Yesterday, a student asked me which of the new Common App prompts is best.
Me: What do you mean “best”? Like which one is my favorite, or which one should you choose?
Student: Uh. Both.
Here’s how I responded, in a nutshell...
First of all, here are the Common App prompts:
- Some students have a background or story that is so central to their identity that they believe their application would be incomplete without it. If this sounds like you, then please share your story.
- Recount an incident or time when you experienced failure. How did it affect you, and what lessons did you learn?
- Reflect on a time when you challenged a belief or idea. What prompted you to act? Would you make the same decision again?
- Describe a place or environment where you are perfectly content. What do you do or experience there, and why is it meaningful to you?
- Discuss an accomplishment or event, formal or informal, that marked your transition from childhood to adulthood within your culture, community, or family.
Let's break these down, one by one...
Prompt 1: Tell us your story
The first prompt is, by far, my favorite. Why? At least two important reasons:
a.) To me, it’s the most open-ended. There’s tons of room here. In fact, if you think about it, it’s not far off from last year’s Common App prompt 6, which was Topic of Your Choice.
b.) It’s also pretty close to the UC1 prompt. In fact, if you write a great UC1, chances are it’ll work well for Common App 1. (Click here for more on Why the UC1 Prompt is the Best Prompt Ever.)
Prompt 2: Tell us how you failed and what you learned
The second prompt can work fine, but chances are if this incident was important enough to be your college essay topic, then it’s a story that’s “central to [your] identity,” which brings us back to Prompt 1. If you do choose Prompt 2, though, I recommend making the turning point in the essay (i.e. the moment after the failure when you did something about it) in the first quarter to third of the essay or, at the very latest, by the midpoint. I know that may sound restrictive, but that’ll give you enough time to discuss how the events in your story affected you and, if you like, what you learned.
Prompt 3: Tell us how you challenged something but it actually turned out okay
If you write on the third prompt, take the advice of my screenwriting professor in college: start as late into the scene as you can and get out as fast as you can. What do I mean? Say you’re writing about a time you challenged a belief or idea. Start with the moment you challenged the belief. Then ask yourself: what information does my reader need to understand why this was a big deal for me? Then write that. You can put either part first. Then tell us how things turned out and, if you like, what you learned.
Prompt 4: Write a boring essay
The fourth prompt is my least favorite of the five for this simple reason: no drama. Think about it: we love movies with conflict. An arc. We want to see change. I’m not saying your essay has to read like an interesting movie, but...
No, strike that, I am saying that: your essay should read like an interesting movie.

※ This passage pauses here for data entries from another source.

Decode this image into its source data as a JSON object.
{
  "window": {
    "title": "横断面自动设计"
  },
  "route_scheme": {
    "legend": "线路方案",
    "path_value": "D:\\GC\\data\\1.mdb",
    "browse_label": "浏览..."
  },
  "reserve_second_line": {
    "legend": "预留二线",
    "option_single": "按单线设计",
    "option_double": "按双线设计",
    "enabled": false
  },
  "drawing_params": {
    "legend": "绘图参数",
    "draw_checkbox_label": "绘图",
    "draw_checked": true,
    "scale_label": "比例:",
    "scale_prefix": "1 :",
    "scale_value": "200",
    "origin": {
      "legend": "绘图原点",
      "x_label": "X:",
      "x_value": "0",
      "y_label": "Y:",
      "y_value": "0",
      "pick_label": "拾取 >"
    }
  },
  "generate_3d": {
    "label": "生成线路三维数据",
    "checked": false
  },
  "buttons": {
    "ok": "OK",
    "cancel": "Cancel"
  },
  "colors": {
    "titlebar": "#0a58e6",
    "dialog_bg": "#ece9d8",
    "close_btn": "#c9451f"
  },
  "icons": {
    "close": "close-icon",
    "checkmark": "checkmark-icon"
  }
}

And how many interesting films can you name in which someone was just sitting there for 100 minutes in a place or environment where he or she was perfectly content? Exactly. Unlike Prompts 2 and 3, this one has no built-in drama, so I’m guessing this will yield a lot of boring essays. And, if the Common App decides to change the prompts from year to year, I predict this will be first on the chopping block.

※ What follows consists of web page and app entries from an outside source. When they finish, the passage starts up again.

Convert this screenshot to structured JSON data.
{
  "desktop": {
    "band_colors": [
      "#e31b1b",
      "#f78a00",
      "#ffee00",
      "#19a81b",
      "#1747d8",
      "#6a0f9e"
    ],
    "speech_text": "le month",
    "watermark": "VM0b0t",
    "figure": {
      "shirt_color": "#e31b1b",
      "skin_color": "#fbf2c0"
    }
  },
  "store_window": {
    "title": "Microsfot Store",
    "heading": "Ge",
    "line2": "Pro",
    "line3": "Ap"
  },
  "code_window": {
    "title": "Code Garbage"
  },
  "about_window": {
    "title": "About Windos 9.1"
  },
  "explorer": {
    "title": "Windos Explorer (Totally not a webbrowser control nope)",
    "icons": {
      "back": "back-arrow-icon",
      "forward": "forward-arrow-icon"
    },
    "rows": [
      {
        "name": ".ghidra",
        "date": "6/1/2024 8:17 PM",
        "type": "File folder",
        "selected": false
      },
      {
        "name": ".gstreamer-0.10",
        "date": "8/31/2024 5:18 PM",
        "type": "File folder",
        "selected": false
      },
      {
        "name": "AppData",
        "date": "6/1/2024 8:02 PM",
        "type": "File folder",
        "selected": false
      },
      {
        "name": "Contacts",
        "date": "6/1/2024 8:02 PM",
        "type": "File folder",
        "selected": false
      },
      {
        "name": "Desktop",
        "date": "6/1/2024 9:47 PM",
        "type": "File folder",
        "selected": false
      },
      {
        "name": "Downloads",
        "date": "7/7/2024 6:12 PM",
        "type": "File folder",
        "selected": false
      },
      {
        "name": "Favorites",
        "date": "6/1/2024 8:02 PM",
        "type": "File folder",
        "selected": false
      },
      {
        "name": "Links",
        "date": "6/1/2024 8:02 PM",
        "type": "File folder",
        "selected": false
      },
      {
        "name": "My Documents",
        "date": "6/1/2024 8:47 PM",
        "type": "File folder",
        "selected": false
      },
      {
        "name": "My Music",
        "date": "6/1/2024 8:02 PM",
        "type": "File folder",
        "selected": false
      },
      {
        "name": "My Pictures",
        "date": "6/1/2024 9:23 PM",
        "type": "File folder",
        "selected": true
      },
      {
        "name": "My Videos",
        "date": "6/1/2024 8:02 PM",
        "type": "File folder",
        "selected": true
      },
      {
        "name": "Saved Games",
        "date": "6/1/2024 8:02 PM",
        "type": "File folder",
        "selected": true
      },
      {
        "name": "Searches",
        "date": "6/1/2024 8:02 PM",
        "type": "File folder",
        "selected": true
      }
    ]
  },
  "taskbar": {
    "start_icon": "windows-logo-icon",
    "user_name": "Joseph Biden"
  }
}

Prompt 5: Tell us about something awesome you did or experienced that helped you grow up
The fifth prompt is fine, but it doesn’t allow you the latitude that the first prompt does. (You could, in other words, choose the first prompt and discuss a coming-of-age moment in the context of your larger story.)
Here’s the main thing I want to say about prompts 2, 3 and 5. Each of these asks you to focus on a particular moment, and focusing on one moment can be great, but here’s the danger: you’re putting all your eggs in that basket. So it better be the moment. And it’s possible, but it’s risky.
I think your essay needs to go either deep (discussing a single moment) or wide (discussing a few different moments). If you have a defining moment that changed your life, you can go for 2, 3, or 5. But if you don’t, I’d go for 1.
And if you haven’t started writing, now is a great time to begin.
Written by Ethan Sawyer – In addition to being the College Essay Guy, Ethan is a writer, teacher, speaker, and voice actor. He has worked at Elite since 2003 is also the coordinator for the Elite Community Scholars Program, a program very close to his heart. You can email him at firstname.lastname@example.org. The views expressed in this blog post are Ethan's and don't necessarily reflect those of Elite Educational Institute.